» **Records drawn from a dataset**
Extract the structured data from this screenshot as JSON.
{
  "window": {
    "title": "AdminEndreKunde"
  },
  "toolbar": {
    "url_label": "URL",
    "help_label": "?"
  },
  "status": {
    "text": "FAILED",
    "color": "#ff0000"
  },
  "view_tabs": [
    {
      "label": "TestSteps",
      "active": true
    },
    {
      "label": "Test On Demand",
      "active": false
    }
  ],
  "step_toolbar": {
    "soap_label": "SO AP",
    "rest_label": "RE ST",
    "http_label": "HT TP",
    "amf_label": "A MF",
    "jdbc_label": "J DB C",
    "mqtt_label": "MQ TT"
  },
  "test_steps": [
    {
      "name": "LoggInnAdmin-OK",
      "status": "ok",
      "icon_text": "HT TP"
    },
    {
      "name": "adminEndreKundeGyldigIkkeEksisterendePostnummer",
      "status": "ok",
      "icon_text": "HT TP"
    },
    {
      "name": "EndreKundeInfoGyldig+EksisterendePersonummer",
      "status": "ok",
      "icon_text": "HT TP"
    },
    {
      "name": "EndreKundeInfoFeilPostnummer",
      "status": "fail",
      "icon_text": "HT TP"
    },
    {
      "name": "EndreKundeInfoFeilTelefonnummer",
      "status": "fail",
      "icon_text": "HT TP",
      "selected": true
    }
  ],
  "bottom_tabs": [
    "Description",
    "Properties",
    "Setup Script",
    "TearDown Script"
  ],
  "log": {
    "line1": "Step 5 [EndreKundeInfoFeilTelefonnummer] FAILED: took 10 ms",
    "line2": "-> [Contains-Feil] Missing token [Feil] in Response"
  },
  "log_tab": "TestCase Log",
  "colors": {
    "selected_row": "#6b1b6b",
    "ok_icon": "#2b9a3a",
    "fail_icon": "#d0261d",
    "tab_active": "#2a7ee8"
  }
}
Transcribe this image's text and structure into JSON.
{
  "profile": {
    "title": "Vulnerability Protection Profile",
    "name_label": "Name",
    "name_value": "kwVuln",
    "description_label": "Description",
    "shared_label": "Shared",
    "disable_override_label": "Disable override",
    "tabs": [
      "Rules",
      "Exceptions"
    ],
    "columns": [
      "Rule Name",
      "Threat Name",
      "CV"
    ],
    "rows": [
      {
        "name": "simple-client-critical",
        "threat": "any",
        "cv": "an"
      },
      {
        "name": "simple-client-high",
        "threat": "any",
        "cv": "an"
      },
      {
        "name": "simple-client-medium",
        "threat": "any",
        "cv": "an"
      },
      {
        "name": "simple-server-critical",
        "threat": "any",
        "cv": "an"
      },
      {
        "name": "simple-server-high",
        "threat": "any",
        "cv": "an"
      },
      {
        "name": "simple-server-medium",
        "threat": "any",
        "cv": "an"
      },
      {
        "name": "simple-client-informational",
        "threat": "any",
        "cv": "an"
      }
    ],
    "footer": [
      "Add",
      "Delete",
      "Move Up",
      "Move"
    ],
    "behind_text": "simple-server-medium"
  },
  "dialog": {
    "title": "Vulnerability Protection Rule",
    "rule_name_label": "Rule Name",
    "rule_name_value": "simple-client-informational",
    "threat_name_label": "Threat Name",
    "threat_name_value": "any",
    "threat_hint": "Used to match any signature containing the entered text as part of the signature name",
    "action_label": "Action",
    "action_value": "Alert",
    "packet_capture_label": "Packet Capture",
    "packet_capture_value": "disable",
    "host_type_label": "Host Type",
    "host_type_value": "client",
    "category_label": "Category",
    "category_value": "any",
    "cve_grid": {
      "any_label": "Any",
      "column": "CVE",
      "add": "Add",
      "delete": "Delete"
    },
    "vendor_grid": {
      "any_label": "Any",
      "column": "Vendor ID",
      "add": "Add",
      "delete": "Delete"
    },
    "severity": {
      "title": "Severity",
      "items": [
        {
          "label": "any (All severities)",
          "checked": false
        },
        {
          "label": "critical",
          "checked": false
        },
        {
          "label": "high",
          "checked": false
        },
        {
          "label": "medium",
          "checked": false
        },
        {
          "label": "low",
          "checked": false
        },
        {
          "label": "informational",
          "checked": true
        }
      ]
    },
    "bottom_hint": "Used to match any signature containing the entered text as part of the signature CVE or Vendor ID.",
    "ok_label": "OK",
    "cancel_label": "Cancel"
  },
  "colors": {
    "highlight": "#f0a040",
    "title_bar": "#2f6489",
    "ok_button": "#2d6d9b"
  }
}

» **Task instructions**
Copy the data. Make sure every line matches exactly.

» **Task solution**
Extract the structured data from this screenshot as JSON.
{
  "window": {
    "title": "AdminEndreKunde"
  },
  "toolbar": {
    "url_label": "URL",
    "help_label": "?"
  },
  "status": {
    "text": "FAILED",
    "color": "#ff0000"
  },
  "view_tabs": [
    {
      "label": "TestSteps",
      "active": true
    },
    {
      "label": "Test On Demand",
      "active": false
    }
  ],
  "step_toolbar": {
    "soap_label": "SO AP",
    "rest_label": "RE ST",
    "http_label": "HT TP",
    "amf_label": "A MF",
    "jdbc_label": "J DB C",
    "mqtt_label": "MQ TT"
  },
  "test_steps": [
    {
      "name": "LoggInnAdmin-OK",
      "status": "ok",
      "icon_text": "HT TP"
    },
    {
      "name": "adminEndreKundeGyldigIkkeEksisterendePostnummer",
      "status": "ok",
      "icon_text": "HT TP"
    },
    {
      "name": "EndreKundeInfoGyldig+EksisterendePersonummer",
      "status": "ok",
      "icon_text": "HT TP"
    },
    {
      "name": "EndreKundeInfoFeilPostnummer",
      "status": "fail",
      "icon_text": "HT TP"
    },
    {
      "name": "EndreKundeInfoFeilTelefonnummer",
      "status": "fail",
      "icon_text": "HT TP",
      "selected": true
    }
  ],
  "bottom_tabs": [
    "Description",
    "Properties",
    "Setup Script",
    "TearDown Script"
  ],
  "log": {
    "line1": "Step 5 [EndreKundeInfoFeilTelefonnummer] FAILED: took 10 ms",
    "line2": "-> [Contains-Feil] Missing token [Feil] in Response"
  },
  "log_tab": "TestCase Log",
  "colors": {
    "selected_row": "#6b1b6b",
    "ok_icon": "#2b9a3a",
    "fail_icon": "#d0261d",
    "tab_active": "#2a7ee8"
  }
}
Transcribe this image's text and structure into JSON.
{
  "profile": {
    "title": "Vulnerability Protection Profile",
    "name_label": "Name",
    "name_value": "kwVuln",
    "description_label": "Description",
    "shared_label": "Shared",
    "disable_override_label": "Disable override",
    "tabs": [
      "Rules",
      "Exceptions"
    ],
    "columns": [
      "Rule Name",
      "Threat Name",
      "CV"
    ],
    "rows": [
      {
        "name": "simple-client-critical",
        "threat": "any",
        "cv": "an"
      },
      {
        "name": "simple-client-high",
        "threat": "any",
        "cv": "an"
      },
      {
        "name": "simple-client-medium",
        "threat": "any",
        "cv": "an"
      },
      {
        "name": "simple-server-critical",
        "threat": "any",
        "cv": "an"
      },
      {
        "name": "simple-server-high",
        "threat": "any",
        "cv": "an"
      },
      {
        "name": "simple-server-medium",
        "threat": "any",
        "cv": "an"
      },
      {
        "name": "simple-client-informational",
        "threat": "any",
        "cv": "an"
      }
    ],
    "footer": [
      "Add",
      "Delete",
      "Move Up",
      "Move"
    ],
    "behind_text": "simple-server-medium"
  },
  "dialog": {
    "title": "Vulnerability Protection Rule",
    "rule_name_label": "Rule Name",
    "rule_name_value": "simple-client-informational",
    "threat_name_label": "Threat Name",
    "threat_name_value": "any",
    "threat_hint": "Used to match any signature containing the entered text as part of the signature name",
    "action_label": "Action",
    "action_value": "Alert",
    "packet_capture_label": "Packet Capture",
    "packet_capture_value": "disable",
    "host_type_label": "Host Type",
    "host_type_value": "client",
    "category_label": "Category",
    "category_value": "any",
    "cve_grid": {
      "any_label": "Any",
      "column": "CVE",
      "add": "Add",
      "delete": "Delete"
    },
    "vendor_grid": {
      "any_label": "Any",
      "column": "Vendor ID",
      "add": "Add",
      "delete": "Delete"
    },
    "severity": {
      "title": "Severity",
      "items": [
        {
          "label": "any (All severities)",
          "checked": false
        },
        {
          "label": "critical",
          "checked": false
        },
        {
          "label": "high",
          "checked": false
        },
        {
          "label": "medium",
          "checked": false
        },
        {
          "label": "low",
          "checked": false
        },
        {
          "label": "informational",
          "checked": true
        }
      ]
    },
    "bottom_hint": "Used to match any signature containing the entered text as part of the signature CVE or Vendor ID.",
    "ok_label": "OK",
    "cancel_label": "Cancel"
  },
  "colors": {
    "highlight": "#f0a040",
    "title_bar": "#2f6489",
    "ok_button": "#2d6d9b"
  }
}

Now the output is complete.